Rock musicians have a reputation for being a rowdy, narcissistic and altogether unholy bunch.
But each year in Cape Girardeau, local rockers shed those stereotypes and team up with acoustic folk singers, blues wailers and other area musicians and venue owners to get in the spirit of giving. It's called the Christmas Hoot, and this year it is taking place on Saturday and Sunday at a variety of downtown venues.
The event slogan says it all -- "In celebration of the charitable spirit of Christmas, area musicians present the Christmas Hoot 2005."
The events kick off Saturday with rock and folk acts around Cape Girardeau's downtown and end Sunday with a Christmas sing-along at Port Cape Girardeau and an all-ages show at The Camp. Money from all the shows goes to benefit the Cottonwood Treatment Center, a 32-bed facility for emotionally challenged children.
Bob Camp started the Hoot back in 1992, shortly after moving back to his home area from Memphis, Tenn. From lowly beginnings in a town that still had little to no club music scene, the Hoot has grown to an event that now raises about $1,000 to $1,500 per year, said Camp.
Over the years support has been tremendous for the event, Camp said.
"Although I've been the only participant that is involved every year, there have been some volunteers that have done most of the work producing the event in the past," he said. To Camp, all the help is just evidence of the generosity of the local music community.
Over the years, the Hoot has stayed true to its mission, Camp said.
"The current Christmas Hoot is the same as the original idea of the Christmas Hoot," he said. "It was the local musicians doing something for the community. We weren't attempting to do something that was going to generate income -- our only purpose was to raise money for Cottonwood."
At Cottonwood the gift is received with great thanks. The money raised is split equally between the children there, with all money going to them, not for administrative costs.
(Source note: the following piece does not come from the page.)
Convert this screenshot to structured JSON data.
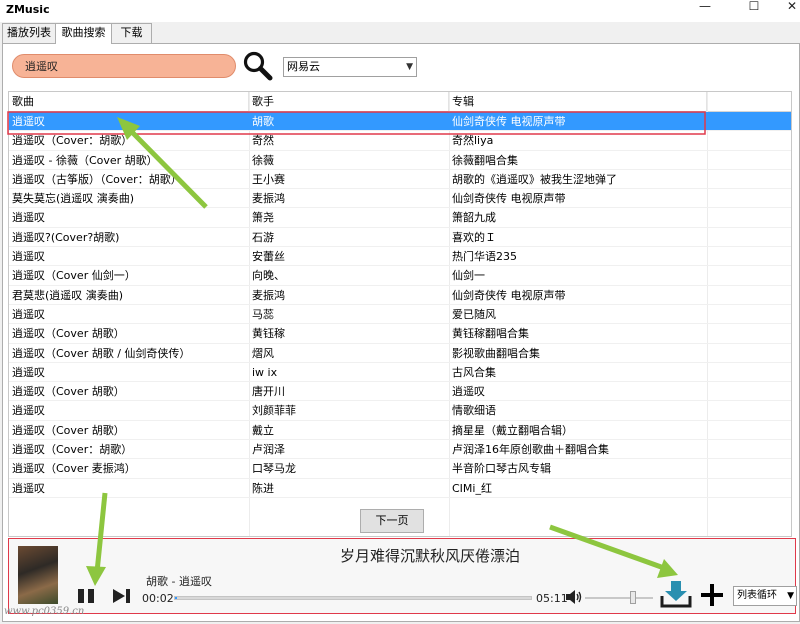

For many of the children, who may have been forgotten by the outside world, the gifts mean a lot.
"These children simply don't have access to that kind of resources," said Cottonwood director Martha Cassel.
For more information on the Hoot, call Camp at 382-0709.
335-6611, extension 182